Id. (citing Minn.R.Crim.P. 7.01, 12.04, subd. 1).
In appellant's case, the alleged offenses occurred on May 26, 1991, prior to the June 7 release of McDonnell. The prosecutor did not, however, give notice of the evidence it intended to use until June 20, when it served on defense counsel the Rule 7.01 Notice and Offense Reports. Thus, under Thesing, appellant's case did not "arise" until after McDonnell was released and appellant's alcohol concentration test should have been suppressed.*277 B. Prejudice
The state argues that the evidence should not be suppressed, even if McDonnell applies, unless appellant can show that he suffered confusion or compulsion in consenting to the advisory. The state's argument fails. In response to similar arguments, this court has held thata criminal defendant raises a due process claim "identical" to that raised in McDonnell if he or she was a first-time DWI offender, regardless of whether there has been testimony of actual prejudice.
State v. Nelson, 479 N.W.2d 436, 437 (Minn.App.1992).C. Vagueness
The state also argues that it could not ascertain the legal doctrine supporting the motion because appellant's motion to suppress was vague. This court addressed the issue of vagueness in State v. Stumpf, 481 N.W.2d 887, 889 (Minn.App.1992). In Stumpf, the defendant submitted a motion to suppress an Intoxilyzer test because the test[was] violative of statutory, constitutional and procedural rights under the Minnesota Rules of Criminal Procedure, United States Constitution, Minnesota Constitution and Minnesota Statutes.
Id. (quoting from the defendant's motion). Although appellant's motion was broadly stated, McDonnell required only that a party raise an identical due process claim. Id.
In this case, appellant's motion is even more narrowly framed than the motion at issue in Stumpf. This case certainly raises a due process claim identical to that raised in McDonnell (Moser), since appellant is a first-time DWI offender who consented to an alcohol concentration test after he was read the improper implied consent advisory. Thus, we believe appellant's motion was sufficiently detailed to raise a due process claim.II. Sufficiency of Evidence

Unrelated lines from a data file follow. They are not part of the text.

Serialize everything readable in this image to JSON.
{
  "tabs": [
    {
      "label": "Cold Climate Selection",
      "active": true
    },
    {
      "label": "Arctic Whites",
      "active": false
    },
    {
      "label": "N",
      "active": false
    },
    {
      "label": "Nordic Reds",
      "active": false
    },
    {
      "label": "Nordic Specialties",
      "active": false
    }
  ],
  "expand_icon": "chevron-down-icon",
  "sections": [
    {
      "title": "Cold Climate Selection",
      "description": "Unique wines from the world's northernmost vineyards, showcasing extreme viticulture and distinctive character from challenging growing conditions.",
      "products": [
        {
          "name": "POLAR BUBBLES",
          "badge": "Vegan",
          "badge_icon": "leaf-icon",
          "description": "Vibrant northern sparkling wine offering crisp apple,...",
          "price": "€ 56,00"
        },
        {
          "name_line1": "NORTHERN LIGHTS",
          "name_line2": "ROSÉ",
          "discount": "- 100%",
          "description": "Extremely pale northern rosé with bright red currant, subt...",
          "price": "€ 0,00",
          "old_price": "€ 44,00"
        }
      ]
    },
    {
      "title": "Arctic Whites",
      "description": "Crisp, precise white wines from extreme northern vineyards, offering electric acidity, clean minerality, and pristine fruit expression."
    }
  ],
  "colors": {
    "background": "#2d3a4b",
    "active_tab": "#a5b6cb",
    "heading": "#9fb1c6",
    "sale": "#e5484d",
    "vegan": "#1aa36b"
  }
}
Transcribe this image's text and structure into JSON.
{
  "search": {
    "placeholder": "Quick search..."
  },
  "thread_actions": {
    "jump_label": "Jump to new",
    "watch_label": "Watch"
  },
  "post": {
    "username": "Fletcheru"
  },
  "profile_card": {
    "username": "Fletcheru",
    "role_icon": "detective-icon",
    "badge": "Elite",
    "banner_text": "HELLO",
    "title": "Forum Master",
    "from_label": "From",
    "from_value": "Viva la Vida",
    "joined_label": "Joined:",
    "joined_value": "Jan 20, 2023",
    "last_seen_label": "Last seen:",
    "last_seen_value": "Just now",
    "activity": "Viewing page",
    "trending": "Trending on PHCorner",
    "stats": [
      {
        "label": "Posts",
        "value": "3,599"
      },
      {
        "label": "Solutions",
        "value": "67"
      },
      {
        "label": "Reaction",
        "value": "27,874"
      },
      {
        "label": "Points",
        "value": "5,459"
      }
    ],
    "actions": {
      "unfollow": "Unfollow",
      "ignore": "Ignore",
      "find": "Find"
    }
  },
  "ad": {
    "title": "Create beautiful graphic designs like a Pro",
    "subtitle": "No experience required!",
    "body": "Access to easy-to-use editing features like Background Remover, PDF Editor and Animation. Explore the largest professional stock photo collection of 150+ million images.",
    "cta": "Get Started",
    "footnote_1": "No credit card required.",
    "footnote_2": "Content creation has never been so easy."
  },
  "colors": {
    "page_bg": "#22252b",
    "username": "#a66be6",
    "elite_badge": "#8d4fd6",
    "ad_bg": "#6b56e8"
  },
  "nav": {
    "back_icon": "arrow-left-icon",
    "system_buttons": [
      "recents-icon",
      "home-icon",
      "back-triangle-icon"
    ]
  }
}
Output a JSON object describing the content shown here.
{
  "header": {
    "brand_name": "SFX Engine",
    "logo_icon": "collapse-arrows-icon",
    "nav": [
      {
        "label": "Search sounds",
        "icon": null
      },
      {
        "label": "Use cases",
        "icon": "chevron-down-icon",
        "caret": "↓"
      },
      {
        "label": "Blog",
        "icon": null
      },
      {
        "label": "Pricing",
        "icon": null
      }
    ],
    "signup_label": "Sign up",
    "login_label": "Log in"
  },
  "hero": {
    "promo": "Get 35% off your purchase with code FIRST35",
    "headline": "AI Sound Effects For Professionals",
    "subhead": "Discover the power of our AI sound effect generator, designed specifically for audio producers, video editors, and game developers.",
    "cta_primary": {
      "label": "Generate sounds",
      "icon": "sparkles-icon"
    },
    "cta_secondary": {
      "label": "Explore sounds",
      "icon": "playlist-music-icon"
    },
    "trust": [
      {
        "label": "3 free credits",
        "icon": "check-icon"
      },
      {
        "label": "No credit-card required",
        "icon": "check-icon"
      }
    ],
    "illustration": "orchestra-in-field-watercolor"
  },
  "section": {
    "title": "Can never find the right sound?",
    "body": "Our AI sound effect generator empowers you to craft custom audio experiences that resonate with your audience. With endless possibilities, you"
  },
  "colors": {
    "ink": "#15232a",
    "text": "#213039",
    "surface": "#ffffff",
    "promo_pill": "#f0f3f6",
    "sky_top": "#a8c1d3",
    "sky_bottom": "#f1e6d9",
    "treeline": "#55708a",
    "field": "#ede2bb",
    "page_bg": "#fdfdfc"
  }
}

We do not reach appellant's argument that the evidence was insufficient to support his conviction under Minn.Stat. § 169.121, subd. 1(a). Even if the evidence were sufficient, we are confronted with a situation where the appellant might not have waived jury trial if the trial court had properly granted appellant's motion to suppress the alcohol concentration test. Appellant should not now be held to the consequences of a tactical decision he made after the trial court improperly held that significant direct evidence against him would be admissible. The trial court's proposed use of the inadmissible alcohol concentration test result was inherently prejudicial to appellant. We reverse and remand the charge under Minn.Stat. § 169.121, subd. 1(a), for a new trial.DECISION
The trial court erred by denying appellant's motion to suppress evidence of the alcohol concentration test results. The alcohol concentration convictions, based entirely on those test results, are reversed. We hold that the trial court's failure to suppress the evidence was inherently prejudicial on the section 169.121, subd. 1(a), charge because appellant might not have chosen to waive a jury trial had the alcohol concentration test results properly been excluded.
Reversed and remanded.